Difference between iPad and Laptop
With the recent release of the iPad, the consumer computer world was rife with rumors to the effect that this innovative new device would bring about the obsolescence of the laptop. While this hasn't quite happened yet, there is no denying that the iPad represents a whole new paradigm shift, the full impact of which we have yet to see. In the wake of all the copycat devices scrambling to grab a share of the tablet PC market, the question that begs to be asked is: "is the laptop really on the way out?" This comparison article should shed some light on the matter.

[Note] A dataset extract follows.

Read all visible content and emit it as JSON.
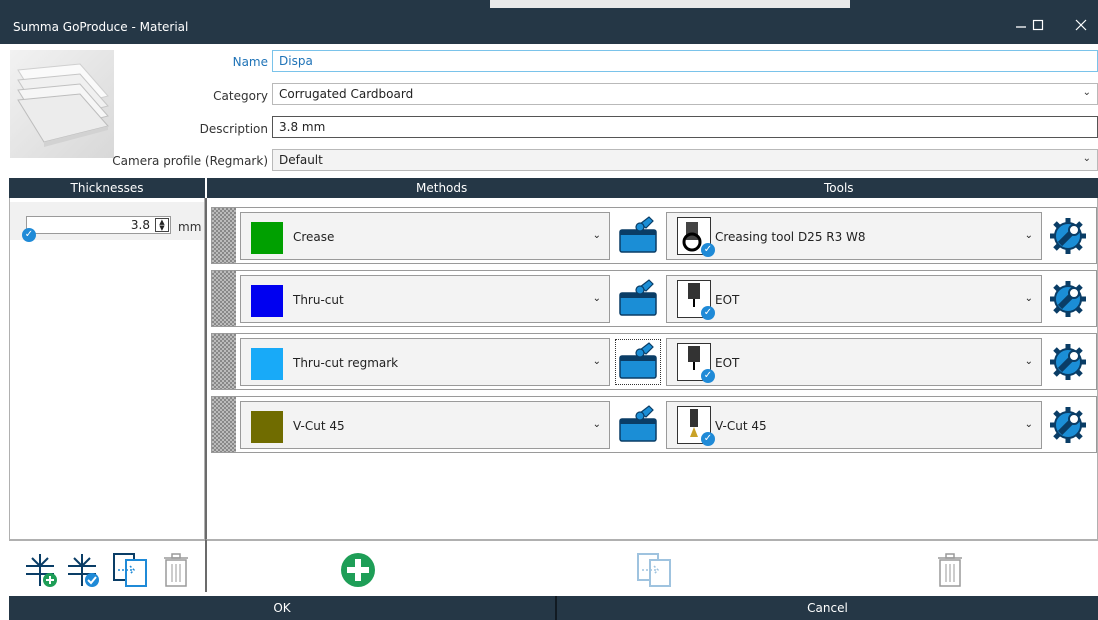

One of the biggest gripes about the iPad is its keyboard–or lack of it, rather. Laptops of course have a keyboard already built-in, and a real one at that. While the onscreen keyboard of the iPad is all right for quickly jotting down notes, it is barely serviceable for more intensive typing tasks. You really need to have small fingers if you are to use the onscreen keyboard to full effect, although the lack of a physical keyboard is of course one of its supposed selling points. If you want to get similar functionality to a laptop, you will have to spring for a pricey Mac keyboard.

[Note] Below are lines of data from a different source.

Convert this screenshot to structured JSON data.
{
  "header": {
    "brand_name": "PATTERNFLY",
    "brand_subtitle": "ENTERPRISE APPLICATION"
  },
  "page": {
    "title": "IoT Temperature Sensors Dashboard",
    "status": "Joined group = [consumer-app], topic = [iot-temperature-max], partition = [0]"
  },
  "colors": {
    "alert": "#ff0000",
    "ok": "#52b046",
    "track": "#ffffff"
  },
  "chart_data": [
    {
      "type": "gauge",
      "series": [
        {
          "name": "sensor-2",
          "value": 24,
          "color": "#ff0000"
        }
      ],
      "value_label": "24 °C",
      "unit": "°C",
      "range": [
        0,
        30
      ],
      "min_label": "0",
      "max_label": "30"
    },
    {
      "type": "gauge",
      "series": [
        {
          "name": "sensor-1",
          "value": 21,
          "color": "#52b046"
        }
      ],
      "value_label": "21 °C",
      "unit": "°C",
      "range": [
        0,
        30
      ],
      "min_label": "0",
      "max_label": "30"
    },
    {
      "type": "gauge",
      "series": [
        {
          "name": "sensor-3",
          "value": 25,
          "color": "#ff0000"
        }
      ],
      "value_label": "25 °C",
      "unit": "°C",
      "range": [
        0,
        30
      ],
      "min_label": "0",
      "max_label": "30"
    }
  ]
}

The iPad is basically a closed system, which means than any and all applications that you use with it will have to come from the Apple store. Not to worry though, for Apple has seen fit to provide you with anything and everything that you would probably need to ensure a satisfying and rewarding mobile computing experience. eBook readers, word processors, mailers…you name it and the iPad has probably already got it installed. Of course the laptop has the entire universe of PC applications at its disposal, so the lack of pre-installed applications is a non-issue. Apparently, opening .zip files is a real issue.
The iPad basically offers the same functionality as a laptop as far as multimedia is concerned. You can play music, watch movies, and surf the web…sort of. For one of the biggest gotchas of the iPad is that it doesn’t read Flash owing to its lack of an Intel processor. And since Flash is still a large part of the web, a laptop is still the better choice for an unencumbered Internet experience.
- Ideally suited for taking down notes, although on screen "keypad" can be difficult to use for people with large fingers
- Comes with a number of useful applications already installed
- Offers similar multimedia performance to a laptop
- Doesn't have a webcam built-in
- Cannot "read" Flash
- iPad carrying cases are really hard to find at the moment
- Still a more comprehensive computing device
- Much easier to type on due to the standard keyboard
- Offers a lot more flexibility and compatibility with other software and hardware
- Offers a lot more bang-for-the-buck
- Better suited to a wider variety of uses